■ **TASK STATEMENT**: Examine each line of the data. Copy the line if it includes the word "yarn".

■ **GIVEN DATA**:

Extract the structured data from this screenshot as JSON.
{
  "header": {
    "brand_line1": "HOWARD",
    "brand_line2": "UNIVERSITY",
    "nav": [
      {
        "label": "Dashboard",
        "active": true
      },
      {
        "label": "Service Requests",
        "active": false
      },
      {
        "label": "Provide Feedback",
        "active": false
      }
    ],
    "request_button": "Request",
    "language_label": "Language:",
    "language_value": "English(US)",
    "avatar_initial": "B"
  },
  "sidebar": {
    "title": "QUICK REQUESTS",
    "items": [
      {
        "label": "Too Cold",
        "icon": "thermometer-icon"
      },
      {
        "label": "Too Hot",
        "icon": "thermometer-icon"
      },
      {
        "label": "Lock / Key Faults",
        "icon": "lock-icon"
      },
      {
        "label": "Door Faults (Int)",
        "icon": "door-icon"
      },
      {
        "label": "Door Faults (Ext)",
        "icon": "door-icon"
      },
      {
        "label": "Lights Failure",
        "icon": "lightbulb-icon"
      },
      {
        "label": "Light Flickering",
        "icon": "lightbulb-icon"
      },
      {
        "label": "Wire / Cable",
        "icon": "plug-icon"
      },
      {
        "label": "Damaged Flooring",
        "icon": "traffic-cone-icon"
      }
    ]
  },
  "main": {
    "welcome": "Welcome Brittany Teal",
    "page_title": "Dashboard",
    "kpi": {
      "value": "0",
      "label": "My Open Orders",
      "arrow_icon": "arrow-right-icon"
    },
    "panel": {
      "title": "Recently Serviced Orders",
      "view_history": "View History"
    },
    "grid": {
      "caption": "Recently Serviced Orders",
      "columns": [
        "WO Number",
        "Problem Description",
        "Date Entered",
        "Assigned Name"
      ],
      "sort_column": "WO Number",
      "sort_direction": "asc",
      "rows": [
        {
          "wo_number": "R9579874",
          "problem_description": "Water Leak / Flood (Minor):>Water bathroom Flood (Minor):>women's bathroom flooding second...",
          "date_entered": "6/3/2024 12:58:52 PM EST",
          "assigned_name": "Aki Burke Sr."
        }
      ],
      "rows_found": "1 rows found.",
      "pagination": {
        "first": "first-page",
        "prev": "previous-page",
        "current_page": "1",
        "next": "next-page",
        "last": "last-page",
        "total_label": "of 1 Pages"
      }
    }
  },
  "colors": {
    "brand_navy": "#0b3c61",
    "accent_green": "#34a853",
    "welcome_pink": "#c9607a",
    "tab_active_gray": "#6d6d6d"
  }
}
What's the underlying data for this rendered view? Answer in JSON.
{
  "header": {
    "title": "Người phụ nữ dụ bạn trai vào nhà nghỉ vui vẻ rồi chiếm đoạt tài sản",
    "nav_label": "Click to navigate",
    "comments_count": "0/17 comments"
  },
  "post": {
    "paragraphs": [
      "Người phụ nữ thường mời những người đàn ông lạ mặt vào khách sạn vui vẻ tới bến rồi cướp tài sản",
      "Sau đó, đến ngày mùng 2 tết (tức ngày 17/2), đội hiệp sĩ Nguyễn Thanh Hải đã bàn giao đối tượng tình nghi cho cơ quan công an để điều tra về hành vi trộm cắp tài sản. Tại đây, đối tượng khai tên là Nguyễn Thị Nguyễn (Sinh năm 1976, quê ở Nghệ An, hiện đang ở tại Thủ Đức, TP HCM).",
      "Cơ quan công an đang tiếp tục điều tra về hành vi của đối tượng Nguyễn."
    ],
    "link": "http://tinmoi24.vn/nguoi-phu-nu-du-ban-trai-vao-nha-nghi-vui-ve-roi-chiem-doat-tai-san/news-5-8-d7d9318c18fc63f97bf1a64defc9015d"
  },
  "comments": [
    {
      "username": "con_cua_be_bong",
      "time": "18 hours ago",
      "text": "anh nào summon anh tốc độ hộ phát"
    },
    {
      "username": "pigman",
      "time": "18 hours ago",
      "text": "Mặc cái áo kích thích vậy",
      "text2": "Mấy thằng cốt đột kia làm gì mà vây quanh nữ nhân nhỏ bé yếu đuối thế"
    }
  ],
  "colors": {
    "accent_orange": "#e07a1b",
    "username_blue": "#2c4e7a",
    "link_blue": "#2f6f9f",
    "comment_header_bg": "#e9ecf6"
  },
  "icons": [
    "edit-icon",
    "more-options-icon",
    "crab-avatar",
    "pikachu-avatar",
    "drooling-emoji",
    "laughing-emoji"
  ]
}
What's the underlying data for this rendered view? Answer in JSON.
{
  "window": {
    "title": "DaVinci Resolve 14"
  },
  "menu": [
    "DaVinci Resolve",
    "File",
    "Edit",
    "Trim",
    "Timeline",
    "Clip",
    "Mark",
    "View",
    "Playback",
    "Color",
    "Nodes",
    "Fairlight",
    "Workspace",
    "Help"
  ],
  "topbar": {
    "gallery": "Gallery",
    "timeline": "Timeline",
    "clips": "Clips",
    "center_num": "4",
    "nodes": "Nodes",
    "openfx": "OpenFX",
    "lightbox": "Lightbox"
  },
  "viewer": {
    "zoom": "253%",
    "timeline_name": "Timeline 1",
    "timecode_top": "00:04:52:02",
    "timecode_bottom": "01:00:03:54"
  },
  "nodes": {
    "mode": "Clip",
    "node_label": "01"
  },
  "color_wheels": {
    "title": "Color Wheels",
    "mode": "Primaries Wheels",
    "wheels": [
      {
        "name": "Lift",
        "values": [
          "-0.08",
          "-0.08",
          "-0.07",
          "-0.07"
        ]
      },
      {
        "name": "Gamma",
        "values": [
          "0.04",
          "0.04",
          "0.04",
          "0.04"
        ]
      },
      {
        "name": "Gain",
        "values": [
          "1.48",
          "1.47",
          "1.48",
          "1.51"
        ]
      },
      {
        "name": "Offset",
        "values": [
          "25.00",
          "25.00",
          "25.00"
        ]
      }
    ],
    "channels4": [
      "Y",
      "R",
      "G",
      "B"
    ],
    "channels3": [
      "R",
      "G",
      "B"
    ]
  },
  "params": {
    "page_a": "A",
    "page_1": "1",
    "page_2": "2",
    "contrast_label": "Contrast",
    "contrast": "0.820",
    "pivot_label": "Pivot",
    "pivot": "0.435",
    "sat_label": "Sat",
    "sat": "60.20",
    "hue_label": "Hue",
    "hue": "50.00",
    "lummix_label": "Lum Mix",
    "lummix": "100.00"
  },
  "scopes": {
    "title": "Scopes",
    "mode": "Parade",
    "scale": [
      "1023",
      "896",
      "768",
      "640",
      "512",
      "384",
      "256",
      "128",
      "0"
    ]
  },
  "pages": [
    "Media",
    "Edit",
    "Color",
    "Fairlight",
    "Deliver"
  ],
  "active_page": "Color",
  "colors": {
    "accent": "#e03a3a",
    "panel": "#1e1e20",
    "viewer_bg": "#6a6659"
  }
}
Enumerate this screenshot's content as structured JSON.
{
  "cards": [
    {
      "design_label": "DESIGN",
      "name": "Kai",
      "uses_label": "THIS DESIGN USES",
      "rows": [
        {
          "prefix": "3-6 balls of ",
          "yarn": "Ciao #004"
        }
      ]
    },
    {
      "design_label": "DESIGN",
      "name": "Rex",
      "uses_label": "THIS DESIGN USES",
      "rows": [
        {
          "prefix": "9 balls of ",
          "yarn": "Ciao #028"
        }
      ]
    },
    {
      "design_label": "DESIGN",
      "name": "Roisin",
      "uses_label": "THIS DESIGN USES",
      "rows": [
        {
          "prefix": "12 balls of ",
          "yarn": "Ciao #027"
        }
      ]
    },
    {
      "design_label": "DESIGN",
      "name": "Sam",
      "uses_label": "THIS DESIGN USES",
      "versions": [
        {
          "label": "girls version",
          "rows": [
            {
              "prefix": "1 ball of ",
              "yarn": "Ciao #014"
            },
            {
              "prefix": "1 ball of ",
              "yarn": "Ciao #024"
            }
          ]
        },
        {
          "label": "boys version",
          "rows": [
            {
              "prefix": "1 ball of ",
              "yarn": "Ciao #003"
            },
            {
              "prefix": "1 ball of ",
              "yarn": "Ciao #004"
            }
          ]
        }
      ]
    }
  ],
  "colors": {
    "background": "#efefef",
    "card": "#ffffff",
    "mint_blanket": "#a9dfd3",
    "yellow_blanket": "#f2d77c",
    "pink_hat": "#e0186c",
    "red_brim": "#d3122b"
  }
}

■ **ANSWER AREA**:
          "yarn": "Ciao #004"
          "yarn": "Ciao #028"
          "yarn": "Ciao #027"
              "yarn": "Ciao #014"
              "yarn": "Ciao #024"
              "yarn": "Ciao #003"
              "yarn": "Ciao #004"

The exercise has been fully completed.